**Work to be completed**
Wherever an image appears in the entries, drop it and reproduce everything else exactly.

**Supplied records**

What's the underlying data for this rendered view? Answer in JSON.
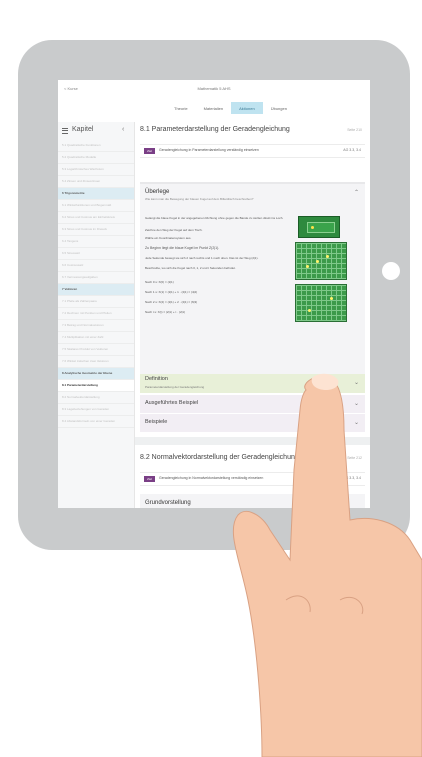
{
  "app": {
    "back_label": "< Kurse",
    "title": "Mathematik 5 AHS",
    "tabs": [
      "Theorie",
      "Materialien",
      "Aktionen",
      "Übungen"
    ],
    "active_tab": 2
  },
  "sidebar": {
    "title": "Kapitel",
    "collapse_glyph": "‹",
    "items": [
      {
        "label": "5.1 Quadratische Funktionen",
        "kind": "dim"
      },
      {
        "label": "5.2 Quadratische Modelle",
        "kind": "dim"
      },
      {
        "label": "5.3 Logarithmisches Wachstum",
        "kind": "dim"
      },
      {
        "label": "5.4 Zinsen und Zinseszinsen",
        "kind": "dim"
      },
      {
        "label": "6 Trigonometrie",
        "kind": "section"
      },
      {
        "label": "6.1 Winkelfunktionen und Bogenmaß",
        "kind": "dim"
      },
      {
        "label": "6.2 Sinus und Cosinus am Einheitskreis",
        "kind": "dim"
      },
      {
        "label": "6.3 Sinus und Cosinus im Dreieck",
        "kind": "dim"
      },
      {
        "label": "6.4 Tangens",
        "kind": "dim"
      },
      {
        "label": "6.5 Sinussatz",
        "kind": "dim"
      },
      {
        "label": "6.6 Cosinussatz",
        "kind": "dim"
      },
      {
        "label": "6.7 Vermessungsaufgaben",
        "kind": "dim"
      },
      {
        "label": "7 Vektoren",
        "kind": "section"
      },
      {
        "label": "7.1 Pfeile als Zahlenpaare",
        "kind": "dim"
      },
      {
        "label": "7.2 Rechnen mit Punkten und Pfeilen",
        "kind": "dim"
      },
      {
        "label": "7.3 Betrag und Normalvektoren",
        "kind": "dim"
      },
      {
        "label": "7.4 Multiplikation mit einer Zahl",
        "kind": "dim"
      },
      {
        "label": "7.5 Skalares Produkt von Vektoren",
        "kind": "dim"
      },
      {
        "label": "7.6 Winkel zwischen zwei Vektoren",
        "kind": "dim"
      },
      {
        "label": "8 Analytische Geometrie der Ebene",
        "kind": "section"
      },
      {
        "label": "8.1 Parameterdarstellung",
        "kind": "active"
      },
      {
        "label": "8.2 Normalvektordarstellung",
        "kind": "dim"
      },
      {
        "label": "8.3 Lagebeziehungen von Geraden",
        "kind": "dim"
      },
      {
        "label": "8.4 Abstandsformeln von einer Geraden",
        "kind": "dim"
      }
    ]
  },
  "main": {
    "section1": {
      "title": "8.1 Parameterdarstellung der Geradengleichung",
      "page": "Seite 210",
      "goal_badge": "Ziel",
      "goal_text": "Geradengleichung in Parameterdarstellung verständig einsetzen",
      "goal_code": "AG 3.3, 3.4"
    },
    "ueberlege": {
      "title": "Überlege",
      "subtitle": "Wie kann man die Bewegung der blauen Kugel auf dem Billardtisch beschreiben?",
      "lines": [
        "Gelangt die blaue Kugel in der angegebenen Richtung ohne gegen die Bande zu stoßen direkt ins Loch.",
        "Zeichne den Weg der Kugel auf dem Tisch.",
        "Wähle ein Koordinatensystem aus.",
        "Zu Beginn liegt die blaue Kugel im Punkt Z(2|1).",
        "Jede Sekunde bewegt sie sich 2 nach rechts und 1 nach oben. Das ist der Weg (2|1).",
        "Beschreibe, wo sich die Kugel nach 0, 1, 2 und t Sekunden befindet."
      ],
      "steps": [
        {
          "label": "Nach 0 s: X(0) =",
          "expr": "(2|1)"
        },
        {
          "label": "Nach 1 s: X(1) =",
          "expr": "(2|1) + 1 · (2|1) = (4|2)"
        },
        {
          "label": "Nach 2 s: X(2) =",
          "expr": "(2|1) + 2 · (2|1) = (6|3)"
        },
        {
          "label": "Nach t s: X(t) =",
          "expr": "(2|1) + t · (2|1)"
        }
      ]
    },
    "definition": {
      "title": "Definition",
      "subtitle": "Parameterdarstellung der Geradengleichung"
    },
    "beispiel": {
      "title": "Ausgeführtes Beispiel"
    },
    "beispiele": {
      "title": "Beispiele"
    },
    "section2": {
      "title": "8.2 Normalvektordarstellung der Geradengleichung",
      "page": "Seite 212",
      "goal_badge": "Ziel",
      "goal_text": "Geradengleichung in Normalvektordarstellung verständig einsetzen",
      "goal_code": "AG 3.3, 3.4"
    },
    "card2_title": "Grundvorstellung"
  },
  "icons": {
    "menu": "menu-icon",
    "chevron_up": "chevron-up-icon",
    "chevron_down": "chevron-down-icon"
  },
  "colors": {
    "accent_tab": "#bfe3f0",
    "badge": "#7a3f86",
    "definition_bg": "#e8f0d8"
  }
}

**Solution to this task**
What's the underlying data for this rendered view? Answer in JSON.
{
  "app": {
    "back_label": "< Kurse",
    "title": "Mathematik 5 AHS",
    "tabs": [
      "Theorie",
      "Materialien",
      "Aktionen",
      "Übungen"
    ],
    "active_tab": 2
  },
  "sidebar": {
    "title": "Kapitel",
    "collapse_glyph": "‹",
    "items": [
      {
        "label": "5.1 Quadratische Funktionen",
        "kind": "dim"
      },
      {
        "label": "5.2 Quadratische Modelle",
        "kind": "dim"
      },
      {
        "label": "5.3 Logarithmisches Wachstum",
        "kind": "dim"
      },
      {
        "label": "5.4 Zinsen und Zinseszinsen",
        "kind": "dim"
      },
      {
        "label": "6 Trigonometrie",
        "kind": "section"
      },
      {
        "label": "6.1 Winkelfunktionen und Bogenmaß",
        "kind": "dim"
      },
      {
        "label": "6.2 Sinus und Cosinus am Einheitskreis",
        "kind": "dim"
      },
      {
        "label": "6.3 Sinus und Cosinus im Dreieck",
        "kind": "dim"
      },
      {
        "label": "6.4 Tangens",
        "kind": "dim"
      },
      {
        "label": "6.5 Sinussatz",
        "kind": "dim"
      },
      {
        "label": "6.6 Cosinussatz",
        "kind": "dim"
      },
      {
        "label": "6.7 Vermessungsaufgaben",
        "kind": "dim"
      },
      {
        "label": "7 Vektoren",
        "kind": "section"
      },
      {
        "label": "7.1 Pfeile als Zahlenpaare",
        "kind": "dim"
      },
      {
        "label": "7.2 Rechnen mit Punkten und Pfeilen",
        "kind": "dim"
      },
      {
        "label": "7.3 Betrag und Normalvektoren",
        "kind": "dim"
      },
      {
        "label": "7.4 Multiplikation mit einer Zahl",
        "kind": "dim"
      },
      {
        "label": "7.5 Skalares Produkt von Vektoren",
        "kind": "dim"
      },
      {
        "label": "7.6 Winkel zwischen zwei Vektoren",
        "kind": "dim"
      },
      {
        "label": "8 Analytische Geometrie der Ebene",
        "kind": "section"
      },
      {
        "label": "8.1 Parameterdarstellung",
        "kind": "active"
      },
      {
        "label": "8.2 Normalvektordarstellung",
        "kind": "dim"
      },
      {
        "label": "8.3 Lagebeziehungen von Geraden",
        "kind": "dim"
      },
      {
        "label": "8.4 Abstandsformeln von einer Geraden",
        "kind": "dim"
      }
    ]
  },
  "main": {
    "section1": {
      "title": "8.1 Parameterdarstellung der Geradengleichung",
      "page": "Seite 210",
      "goal_badge": "Ziel",
      "goal_text": "Geradengleichung in Parameterdarstellung verständig einsetzen",
      "goal_code": "AG 3.3, 3.4"
    },
    "ueberlege": {
      "title": "Überlege",
      "subtitle": "Wie kann man die Bewegung der blauen Kugel auf dem Billardtisch beschreiben?",
      "lines": [
        "Gelangt die blaue Kugel in der angegebenen Richtung ohne gegen die Bande zu stoßen direkt ins Loch.",
        "Zeichne den Weg der Kugel auf dem Tisch.",
        "Wähle ein Koordinatensystem aus.",
        "Zu Beginn liegt die blaue Kugel im Punkt Z(2|1).",
        "Jede Sekunde bewegt sie sich 2 nach rechts und 1 nach oben. Das ist der Weg (2|1).",
        "Beschreibe, wo sich die Kugel nach 0, 1, 2 und t Sekunden befindet."
      ],
      "steps": [
        {
          "label": "Nach 0 s: X(0) =",
          "expr": "(2|1)"
        },
        {
          "label": "Nach 1 s: X(1) =",
          "expr": "(2|1) + 1 · (2|1) = (4|2)"
        },
        {
          "label": "Nach 2 s: X(2) =",
          "expr": "(2|1) + 2 · (2|1) = (6|3)"
        },
        {
          "label": "Nach t s: X(t) =",
          "expr": "(2|1) + t · (2|1)"
        }
      ]
    },
    "definition": {
      "title": "Definition",
      "subtitle": "Parameterdarstellung der Geradengleichung"
    },
    "beispiel": {
      "title": "Ausgeführtes Beispiel"
    },
    "beispiele": {
      "title": "Beispiele"
    },
    "section2": {
      "title": "8.2 Normalvektordarstellung der Geradengleichung",
      "page": "Seite 212",
      "goal_badge": "Ziel",
      "goal_text": "Geradengleichung in Normalvektordarstellung verständig einsetzen",
      "goal_code": "AG 3.3, 3.4"
    },
    "card2_title": "Grundvorstellung"
  },
  "icons": {
    "menu": "menu-icon",
    "chevron_up": "chevron-up-icon",
    "chevron_down": "chevron-down-icon"
  },
  "colors": {
    "accent_tab": "#bfe3f0",
    "badge": "#7a3f86",
    "definition_bg": "#e8f0d8"
  }
}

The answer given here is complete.